|Gastrophysa viridula on a dock leaf|
Belonging to the Order Coleoptera [Beetles], they reside in the Family Chrysomelidae which is a taxon with an enormous profusion of highly specialised herbivorous species. There are nearly 40,000 species in this taxon and most are phytophagous (plant-feeders). Some species although having specialised on a narrow range of plant species, that is choosing only to eat a few different types or even just one, have not yet entered any type of evolutionary dead-end. In fact they are able to switch to new host species if required; for example if the predation pressure on an ancestral host plant becomes too much. For a herbivore to do this it needs to contend with many different factors including locating the new plant, utilising its nutrients and dealing with its defensive mechanisms. All these abilities are conferred by the pheno- and genotypic plasticity of the herbivore and indeed the plant. Other important herbivorous taxon such as the Lepidoptera (moths and butterflies) have different ecological niches for the larvae and adult stages but not so with the Chrysomelidae and so they need to choose a host plant suitable for egg deposition, larvae and adults. It is therefore beneficial to the insect to take note of the change of host plant quality throughout time and season and also to account for previous oviposition and feeding that has taken place. As one can see the demands on a herbivorous insect for successful choice and subsequent utilisation of a host plant are immense. The perceptive abilities for location of the host plant and the insects digestive abilities to gain adequate nutrients - when plant is encountered the beetles will be required to efficiently digest the plant material and cope with the plant toxins - as well as contending with herbivores and carnivores already present, all come into play during host choice. One must not forget too that phytopathogens are known to alter the attractiveness of the plants. (1)

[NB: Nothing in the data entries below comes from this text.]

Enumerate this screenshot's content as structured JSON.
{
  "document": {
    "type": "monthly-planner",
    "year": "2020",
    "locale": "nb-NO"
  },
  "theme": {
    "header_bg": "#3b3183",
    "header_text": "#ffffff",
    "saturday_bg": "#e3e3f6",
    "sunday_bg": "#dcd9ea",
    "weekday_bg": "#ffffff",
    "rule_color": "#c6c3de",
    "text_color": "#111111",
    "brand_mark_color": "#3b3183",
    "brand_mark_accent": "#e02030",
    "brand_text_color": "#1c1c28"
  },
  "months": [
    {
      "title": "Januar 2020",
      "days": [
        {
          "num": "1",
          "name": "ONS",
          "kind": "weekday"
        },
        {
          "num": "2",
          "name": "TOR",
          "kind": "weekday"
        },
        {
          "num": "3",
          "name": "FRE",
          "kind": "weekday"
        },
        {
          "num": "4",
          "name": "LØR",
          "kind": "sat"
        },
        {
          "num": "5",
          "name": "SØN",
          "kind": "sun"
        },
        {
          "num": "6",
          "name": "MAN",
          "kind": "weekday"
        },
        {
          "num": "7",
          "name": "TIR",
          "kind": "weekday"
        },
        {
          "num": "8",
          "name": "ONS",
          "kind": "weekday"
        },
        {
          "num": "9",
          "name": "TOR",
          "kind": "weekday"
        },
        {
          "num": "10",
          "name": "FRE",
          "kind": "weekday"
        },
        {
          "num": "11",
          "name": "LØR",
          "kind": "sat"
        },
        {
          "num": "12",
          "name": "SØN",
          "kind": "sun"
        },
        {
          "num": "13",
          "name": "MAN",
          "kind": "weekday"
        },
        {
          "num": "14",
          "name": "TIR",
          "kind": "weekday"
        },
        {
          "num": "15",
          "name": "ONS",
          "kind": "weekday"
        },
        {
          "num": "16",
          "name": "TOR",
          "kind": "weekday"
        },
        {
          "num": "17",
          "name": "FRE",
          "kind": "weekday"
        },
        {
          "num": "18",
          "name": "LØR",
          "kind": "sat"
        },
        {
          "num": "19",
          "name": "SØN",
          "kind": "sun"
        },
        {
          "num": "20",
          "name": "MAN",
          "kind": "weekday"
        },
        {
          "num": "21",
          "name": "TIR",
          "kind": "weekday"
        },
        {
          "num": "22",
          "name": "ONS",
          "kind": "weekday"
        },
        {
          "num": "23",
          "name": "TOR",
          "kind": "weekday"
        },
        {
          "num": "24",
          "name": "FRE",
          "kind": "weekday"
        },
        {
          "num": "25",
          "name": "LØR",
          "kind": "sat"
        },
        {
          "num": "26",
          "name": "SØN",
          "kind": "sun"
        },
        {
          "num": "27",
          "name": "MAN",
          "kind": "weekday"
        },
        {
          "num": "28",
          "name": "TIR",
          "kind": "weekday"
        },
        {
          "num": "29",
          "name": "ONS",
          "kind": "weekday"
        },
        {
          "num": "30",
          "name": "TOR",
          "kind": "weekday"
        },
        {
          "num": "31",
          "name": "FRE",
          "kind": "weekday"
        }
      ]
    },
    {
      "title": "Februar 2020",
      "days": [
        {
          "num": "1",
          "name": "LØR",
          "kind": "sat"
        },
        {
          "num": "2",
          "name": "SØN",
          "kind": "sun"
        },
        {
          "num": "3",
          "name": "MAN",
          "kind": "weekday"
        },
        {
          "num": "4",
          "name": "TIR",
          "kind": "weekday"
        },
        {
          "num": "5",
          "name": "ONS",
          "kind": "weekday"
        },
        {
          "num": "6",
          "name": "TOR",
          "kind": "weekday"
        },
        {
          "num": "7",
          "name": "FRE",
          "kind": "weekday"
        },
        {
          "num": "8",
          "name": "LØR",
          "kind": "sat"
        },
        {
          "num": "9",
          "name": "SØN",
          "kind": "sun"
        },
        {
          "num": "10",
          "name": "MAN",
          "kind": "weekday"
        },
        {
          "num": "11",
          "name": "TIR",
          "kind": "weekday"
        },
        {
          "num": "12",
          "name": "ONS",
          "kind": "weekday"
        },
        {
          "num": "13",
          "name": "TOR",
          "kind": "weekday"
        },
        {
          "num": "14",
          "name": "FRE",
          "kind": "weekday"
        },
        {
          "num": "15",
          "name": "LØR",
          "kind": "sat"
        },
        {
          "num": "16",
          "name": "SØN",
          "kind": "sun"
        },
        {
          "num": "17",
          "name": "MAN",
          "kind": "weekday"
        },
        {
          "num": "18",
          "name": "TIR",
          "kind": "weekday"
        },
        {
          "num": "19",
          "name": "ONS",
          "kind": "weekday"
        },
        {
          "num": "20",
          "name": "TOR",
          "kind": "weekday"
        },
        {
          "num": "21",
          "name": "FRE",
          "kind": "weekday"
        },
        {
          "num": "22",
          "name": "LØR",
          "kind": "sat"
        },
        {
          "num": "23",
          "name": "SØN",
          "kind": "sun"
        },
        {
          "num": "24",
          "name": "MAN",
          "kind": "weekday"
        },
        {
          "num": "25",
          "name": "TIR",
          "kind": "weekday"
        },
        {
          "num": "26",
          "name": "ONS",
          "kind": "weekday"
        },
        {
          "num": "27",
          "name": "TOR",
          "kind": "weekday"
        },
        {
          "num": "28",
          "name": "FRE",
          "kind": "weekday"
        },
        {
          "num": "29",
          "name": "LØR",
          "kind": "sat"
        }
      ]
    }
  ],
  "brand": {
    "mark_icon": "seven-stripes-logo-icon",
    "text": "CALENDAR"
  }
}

Our leaf beetle, Gastrophysa virudula, fed and oviposited less on dock plants (Rumex obtusifolius) which were infected by the rust fungus Uromyces rumicis than it did in healthy plants in laboratory environments. The alteration in nitrogen contents were observed in rust-infected dock plants and were not fed on by G. viridula. The diseased plants also contained higher levels of calcium oxalate but whether these cues caused the reduced feeding is yet unclear. (1 & 2)
Beetles reared on infected dock leaves had greater larval mortality and slower development. Fecundity was also reduced and regarding oviposition few larvae survived from eggs laid on rusted leaves in the field. (2)
Having said all this I am glad to report that no such rust fungus was evident on the leaves shown in the pictures. Our fellas were happy out!!!
Note the distended black abdomen which is evident on the female species when ready for oviposition (3) and in fact is a type of sexual dimorphism. The following picture [different location] shows this dimorphism with the smaller beetle being the male:
|Sexual Dimorphism in Green Dock Beetle|
And so we went our separate ways and the beetles had their dock leaves and I my coffee and pizza and custard and what not.It's funny what you'll find in a garden and exciting to know that multitudes of life cycles are turning around every single second on this earth. For them it is a matter of survival and for us merely a more than trifling curiosity. Still it was great to see them.
1. Fernandez and Hilker, Host plant location by Chrysomelidae, Basic and Applied Ecology, Volume 8, Issue 2, 1 March 2007, Pages 97-116
2. Hatcher, Paul, Ayres and Whittaker, The effect of foliar disease (rust) on the development of Gastrophysa viridula
(Coleoptera: Chrysomelidae). Ecological Entomology, 19, November 1994, Pages 349–360
3. Insectoid.Info, Green Dock Beetle, http://www.insectoid.info/beetles/leaf-beetle/green-dock-beetle/